Nonetheless, Australia has also introduced some measures that other countries (such as the United States and Singapore) view as a challenge to the freedom of navigation — such as the regime of compulsory pilotage, which requires foreign vessels to take on board a pilot for passage through the shallow and reef-strewn waters of the Torres Strait in order to protect the marine environment. As a coastal State dependent on the freedom of navigation, Australia worked pragmatically within the UNCLOS framework to achieve the relevant objectives and assuage the concerns expressed by other States.
Third, and relatedly, the compulsory dispute settlement framework established in UNCLOS is important to maintain consistency and ensure accountability in the implementation of rights and obligations under the Convention. Australia has used this framework both to challenge the legality of actions taken by other countries (such as Australia’s case against Japan in relation to fishing for southern bluefin tuna) and to defend the legality of its own interpretations of UNCLOS (as in Russia’s case against Australia concerning the arrest and detention of a Russian fishing vessel).
The opportunity to test the rules established in UNCLOS and settle disputes peacefully is critical to Australia’s desire to maintain a stable, predictable and durable maritime order. As the conciliation between Australia and Timor-Leste has shown, even contentious maritime boundaries — which are not subject to compulsory dispute resolution under UNCLOS — can be successfully resolved through this framework.
Finally, UNCLOS is critical to the global institutional architecture — not only to ensure that the inter-related issues of the ocean space can be considered as a whole, but that they are considered by the whole international community. And UNCLOS is also critical to the regional institutional architecture — both in the ‘Blue Pacific’, where the challenges of climate change are already testing the legal framework, and in the Indo-Pacific, where UNCLOS is the key foundation of the rules-based maritime order. Although multilateralism has been under attack in recent years, in this era of complex challenges, technological change, and growing competition, inclusive multilateral frameworks like UNCLOS matter more than ever, particularly for middle or regional powers like Australia.
UNCLOS provides a mechanism for cooperation and collaboration between all States — great, middle and small powers; continental, island and archipelagic States; developed and developing States; coastal, flag and land-locked States — within the safety of a comprehensive framework that allows all issues and interests to be considered.
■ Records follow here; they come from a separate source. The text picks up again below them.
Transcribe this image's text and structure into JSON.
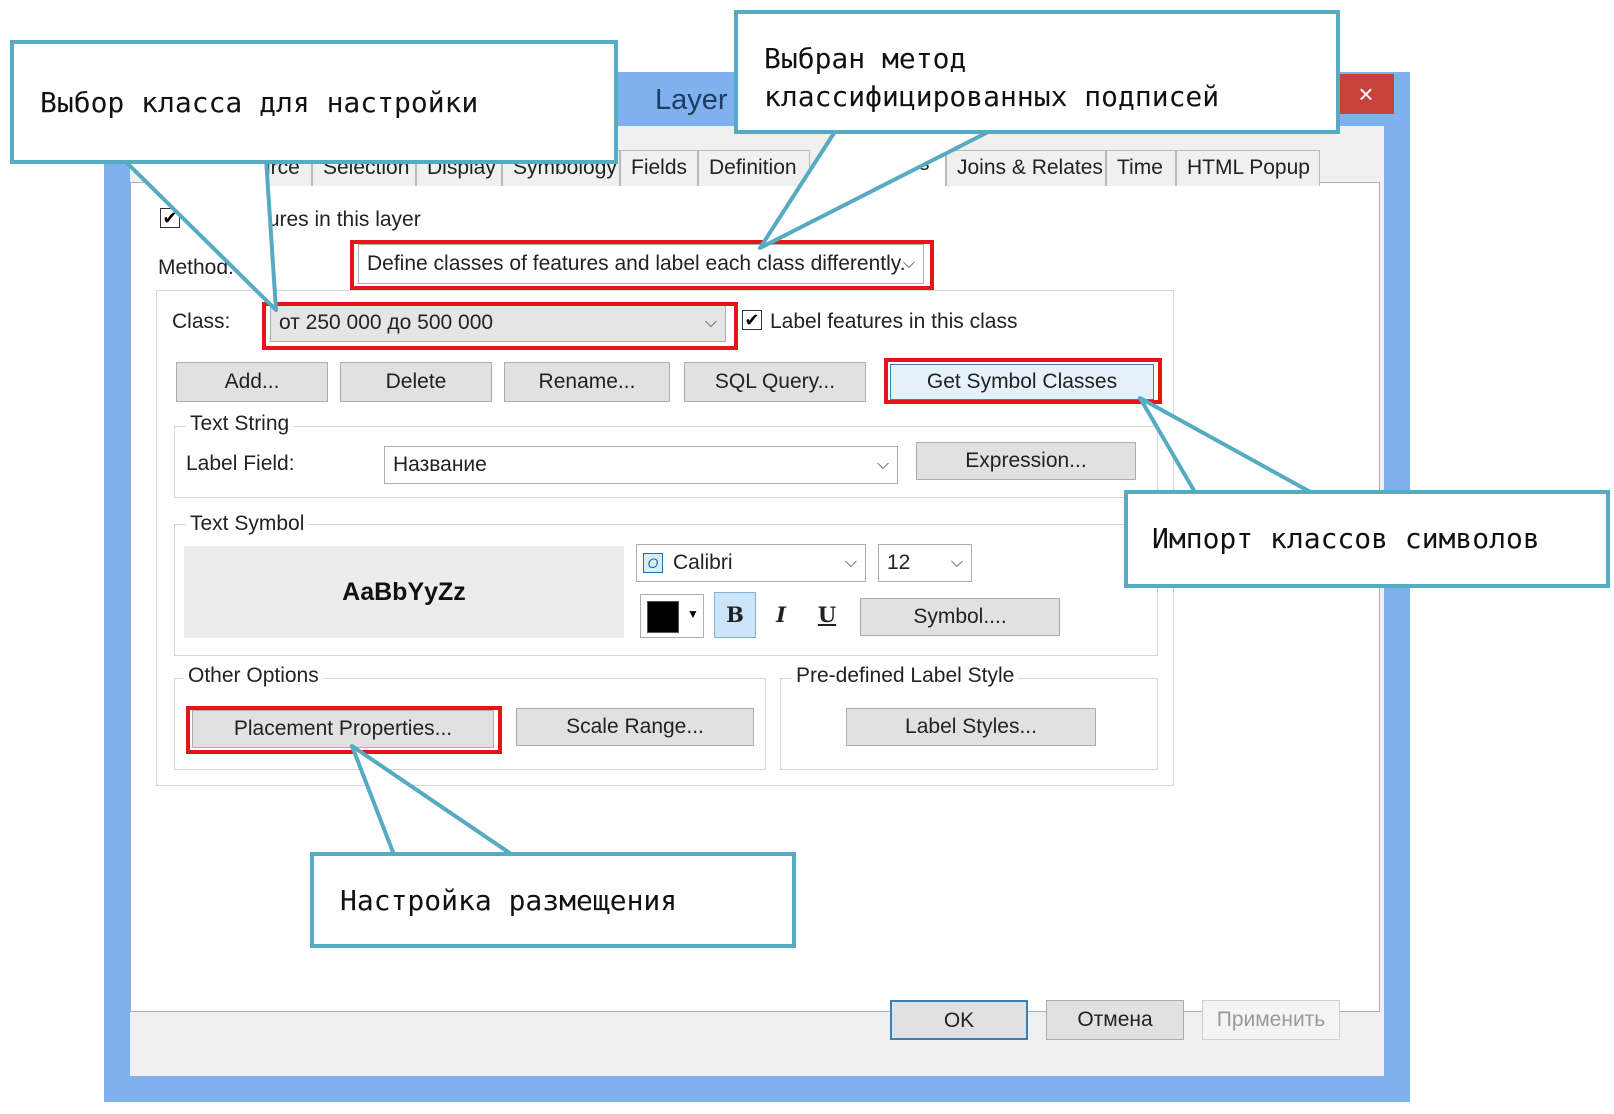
{
  "window": {
    "title": "Layer Properties",
    "close_label": "×"
  },
  "tabs": [
    "urce",
    "Selection",
    "Display",
    "Symbology",
    "Fields",
    "Definition",
    "bels",
    "Joins & Relates",
    "Time",
    "HTML Popup"
  ],
  "layer_checkbox_label": "tures in this layer",
  "method": {
    "label": "Method:",
    "value": "Define classes of features and label each class differently."
  },
  "class": {
    "label": "Class:",
    "value": "от 250 000 до 500 000",
    "checkbox_label": "Label features in this class",
    "checked": true
  },
  "buttons": {
    "add": "Add...",
    "delete": "Delete",
    "rename": "Rename...",
    "sql": "SQL Query...",
    "get_symbol_classes": "Get Symbol Classes"
  },
  "text_string": {
    "group": "Text String",
    "field_label": "Label Field:",
    "field_value": "Название",
    "expression": "Expression..."
  },
  "text_symbol": {
    "group": "Text Symbol",
    "preview": "AaBbYyZz",
    "font": "Calibri",
    "size": "12",
    "bold": "B",
    "italic": "I",
    "underline": "U",
    "symbol_button": "Symbol....",
    "color": "#000000"
  },
  "other_options": {
    "group": "Other Options",
    "placement": "Placement Properties...",
    "scale": "Scale Range..."
  },
  "predefined": {
    "group": "Pre-defined Label Style",
    "styles": "Label Styles..."
  },
  "footer": {
    "ok": "OK",
    "cancel": "Отмена",
    "apply": "Применить"
  },
  "callouts": {
    "class_select": "Выбор класса для настройки",
    "method": "Выбран метод\nклассифицированных подписей",
    "import": "Импорт классов символов",
    "placement": "Настройка размещения"
  },
  "colors": {
    "callout_border": "#56abc3",
    "highlight": "#e8141b",
    "titlebar": "#7fb1ef"
  }
}
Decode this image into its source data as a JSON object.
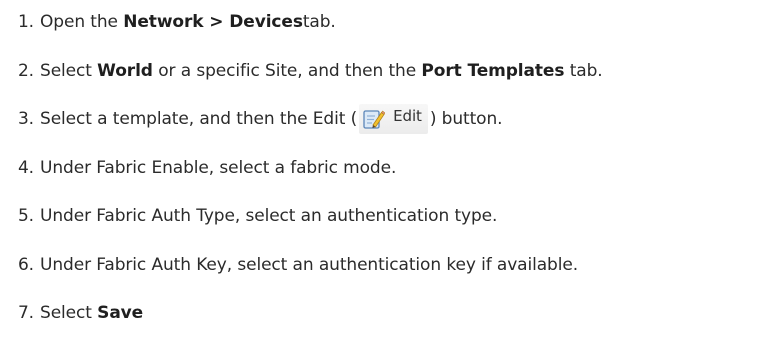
{
  "steps": [
    {
      "number": "1.",
      "t1": "Open the ",
      "b1": "Network > Devices",
      "t2": " tab."
    },
    {
      "number": "2.",
      "t1": "Select ",
      "b1": "World",
      "t2": " or a specific Site, and then the ",
      "b2": "Port Templates",
      "t3": " tab."
    },
    {
      "number": "3.",
      "t1": "Select a template, and then the Edit (",
      "button_label": "Edit",
      "t2": ") button."
    },
    {
      "number": "4.",
      "t1": "Under Fabric Enable, select a fabric mode."
    },
    {
      "number": "5.",
      "t1": "Under Fabric Auth Type, select an authentication type."
    },
    {
      "number": "6.",
      "t1": "Under Fabric Auth Key, select an authentication key if available."
    },
    {
      "number": "7.",
      "t1": "Select ",
      "b1": "Save"
    }
  ],
  "icons": {
    "edit": "edit-pencil-icon"
  }
}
While not every State is a Party to UNCLOS, its widespread ratification and high level of acceptance as custom provide a firm foundation for discussion on issues of disagreement.
In a speech given while in opposition, Australia’s now Foreign Minister Penny Wong emphasised the need for Australia to “build the region and the world we want – one that is prosperous, peaceful and in which sovereignty is respected.” It seems clear that, even after forty years, UNCLOS still has an important role to play in realising this vision.
This article is part of the ‘Blue Security’ project led by La Trobe Asia, University of Western Australia Defence and Security Institute, Griffith Asia Institute, UNSW Canberra and the Asia-Pacific Development, Diplomacy and Defence Dialogue (AP4D). Views expressed are solely of its author/s and not representative of the Maritime Exchange, the Australian Government, or any collaboration partner country government.
Camille Goodman is a Senior Lecturer at the Australian National Centre for Ocean Resources and Security (ANCORS) at the University of Wollongong, and a Visiting Fellow at the ANU College of Law.